──────── Information shown

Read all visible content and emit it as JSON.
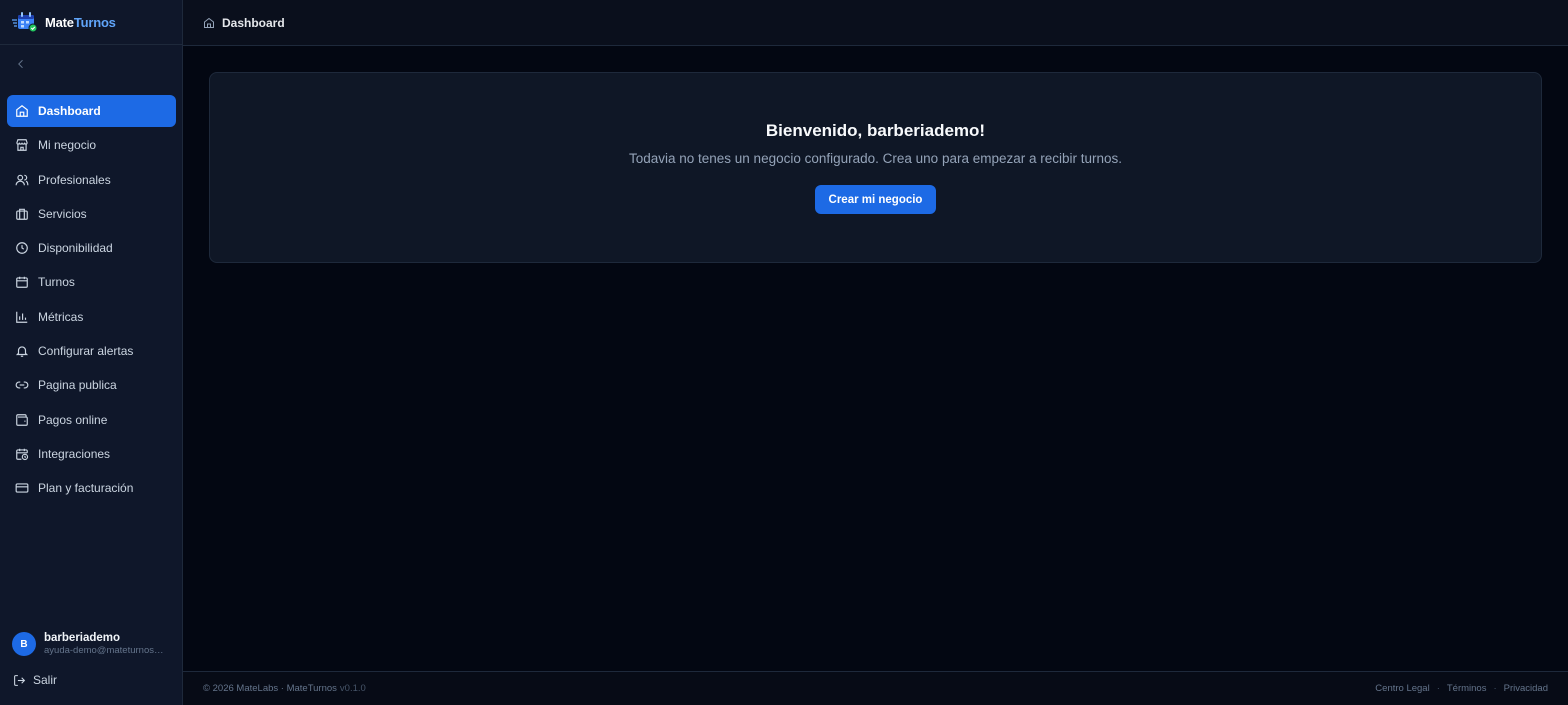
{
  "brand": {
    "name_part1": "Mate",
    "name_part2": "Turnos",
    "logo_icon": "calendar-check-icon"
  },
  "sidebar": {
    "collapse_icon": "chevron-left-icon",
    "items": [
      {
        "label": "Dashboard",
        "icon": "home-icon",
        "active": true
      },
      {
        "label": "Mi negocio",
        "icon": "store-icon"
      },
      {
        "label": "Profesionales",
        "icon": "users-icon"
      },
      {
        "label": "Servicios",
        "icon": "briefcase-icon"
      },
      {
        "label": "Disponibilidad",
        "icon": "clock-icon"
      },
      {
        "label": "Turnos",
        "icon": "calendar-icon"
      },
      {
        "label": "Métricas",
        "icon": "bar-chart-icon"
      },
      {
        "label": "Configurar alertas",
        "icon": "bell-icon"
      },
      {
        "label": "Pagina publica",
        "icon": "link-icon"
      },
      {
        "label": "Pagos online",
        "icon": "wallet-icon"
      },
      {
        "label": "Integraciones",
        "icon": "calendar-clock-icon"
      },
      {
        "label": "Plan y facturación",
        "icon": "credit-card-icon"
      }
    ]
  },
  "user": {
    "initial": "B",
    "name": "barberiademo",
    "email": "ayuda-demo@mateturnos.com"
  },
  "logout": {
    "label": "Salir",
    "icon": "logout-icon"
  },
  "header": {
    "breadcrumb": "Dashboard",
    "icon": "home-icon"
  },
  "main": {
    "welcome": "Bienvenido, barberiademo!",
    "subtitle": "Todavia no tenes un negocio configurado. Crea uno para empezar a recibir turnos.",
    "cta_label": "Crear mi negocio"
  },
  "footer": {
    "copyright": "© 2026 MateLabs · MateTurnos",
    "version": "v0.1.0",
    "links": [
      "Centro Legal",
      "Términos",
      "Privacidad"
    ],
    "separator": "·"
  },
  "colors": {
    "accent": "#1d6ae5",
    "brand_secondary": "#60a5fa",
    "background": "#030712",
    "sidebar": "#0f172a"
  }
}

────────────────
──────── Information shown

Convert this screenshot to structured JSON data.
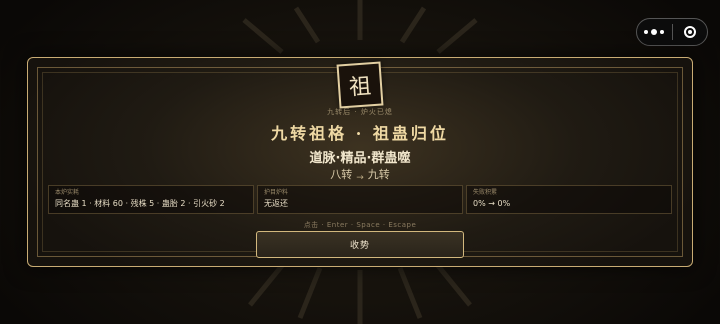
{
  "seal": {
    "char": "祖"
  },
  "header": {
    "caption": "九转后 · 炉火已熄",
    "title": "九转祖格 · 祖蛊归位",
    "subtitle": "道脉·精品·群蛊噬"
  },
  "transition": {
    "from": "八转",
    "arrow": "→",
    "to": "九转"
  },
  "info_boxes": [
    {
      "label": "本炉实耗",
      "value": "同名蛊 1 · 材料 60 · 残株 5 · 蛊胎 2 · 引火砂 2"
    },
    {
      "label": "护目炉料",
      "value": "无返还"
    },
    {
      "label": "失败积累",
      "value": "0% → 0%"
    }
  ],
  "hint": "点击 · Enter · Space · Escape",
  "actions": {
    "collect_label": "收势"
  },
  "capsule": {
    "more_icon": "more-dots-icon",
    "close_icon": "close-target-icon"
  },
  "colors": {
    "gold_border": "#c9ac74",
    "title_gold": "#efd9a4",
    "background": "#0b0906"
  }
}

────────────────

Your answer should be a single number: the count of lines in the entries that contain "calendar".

3